Metsähallitus encourages people to be physically active
Metsähallitus and its partners want to inspire people to become more outdoor-oriented and seek wellbeing from nature. The aim is to make people physically active and encourage them to spend more time in nature.
Hiking and wilderness experience as a source of wellbeing
In 2017, more than 5.9 million people visited Finland's national parks, hiking areas and other popular recreational areas. According to the road use surveys carried out in 2015 and 2016, about 500,000 people visit multiple-use forests in Kainuu, while in Southern Finland, the figure is about one million.
People staying in national parks feel that the visits have significant health and wellbeing impacts. According to questionnaire surveys, more than 87 per cent of all visitors to nature reserves and historical sites feel that spending time at the sites has fairly or very significant health and wellbeing impacts. According to the respondents, the health and wellbeing impacts arising from each visit is equal to about 100 euros. Visitors to multiple-use forests put the figure at between 200 and 300 euros.

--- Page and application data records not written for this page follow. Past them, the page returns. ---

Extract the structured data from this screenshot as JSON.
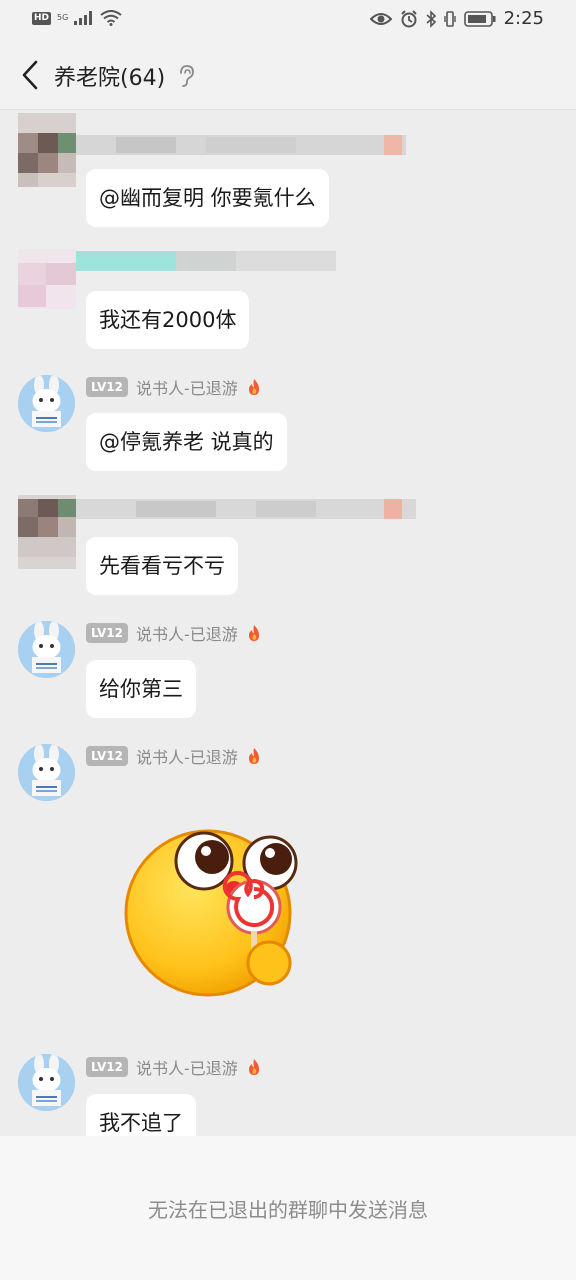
{
  "status_bar": {
    "left_badges": [
      "HD",
      "5G"
    ],
    "time": "2:25",
    "icons": [
      "signal-icon",
      "wifi-icon",
      "eye-icon",
      "alarm-icon",
      "bluetooth-icon",
      "vibrate-icon",
      "battery-icon"
    ]
  },
  "header": {
    "title": "养老院(64)",
    "back_icon": "chevron-left-icon",
    "right_icon": "ear-icon"
  },
  "messages": [
    {
      "sender": "",
      "text": "@幽而复明 你要氪什么"
    },
    {
      "sender": "",
      "text": "我还有2000体"
    },
    {
      "level": "LV12",
      "sender": "说书人-已退游",
      "text": "@停氪养老 说真的"
    },
    {
      "sender": "",
      "text": "先看看亏不亏"
    },
    {
      "level": "LV12",
      "sender": "说书人-已退游",
      "text": "给你第三"
    },
    {
      "level": "LV12",
      "sender": "说书人-已退游",
      "sticker": "lollipop-emoji"
    },
    {
      "level": "LV12",
      "sender": "说书人-已退游",
      "text": "我不追了"
    }
  ],
  "bottom_notice": "无法在已退出的群聊中发送消息",
  "colors": {
    "background": "#ededed",
    "bubble": "#ffffff",
    "level_badge": "#b5b5b5",
    "fire": "#f25c2c"
  }
}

Wilderness permit holders spent a total of about 400,000 days at wilderness sites and according to the survey, they felt that spending time in the wilderness had enhanced their wellbeing. Nine out of ten hunters and eight out of ten fishers felt that their latest wilderness trip had made them fitter and more relaxed and strengthened their friendships.
Customer satisfaction and wellbeing impacts in 2017 (scale 1–5)
Healthy Parks – Healthy People
In 2017, Parks & Wildlife Finland developed the health-promotion programme ‘Healthy Parks – Healthy People’. With this programme, which extends to the year 2025, Parks & Wildlife Finland plan to meet the challenges of the future in cooperation with their partners.
Nature makes you feel better – you can experience it in your nearby nature
or in a national park.
The aim of the programme is to encourage Finns to become healthier and feel better physically, psychologically and socially by taking a look at the wonders of Finnish nature.
Photo: Tuukka Luukkonen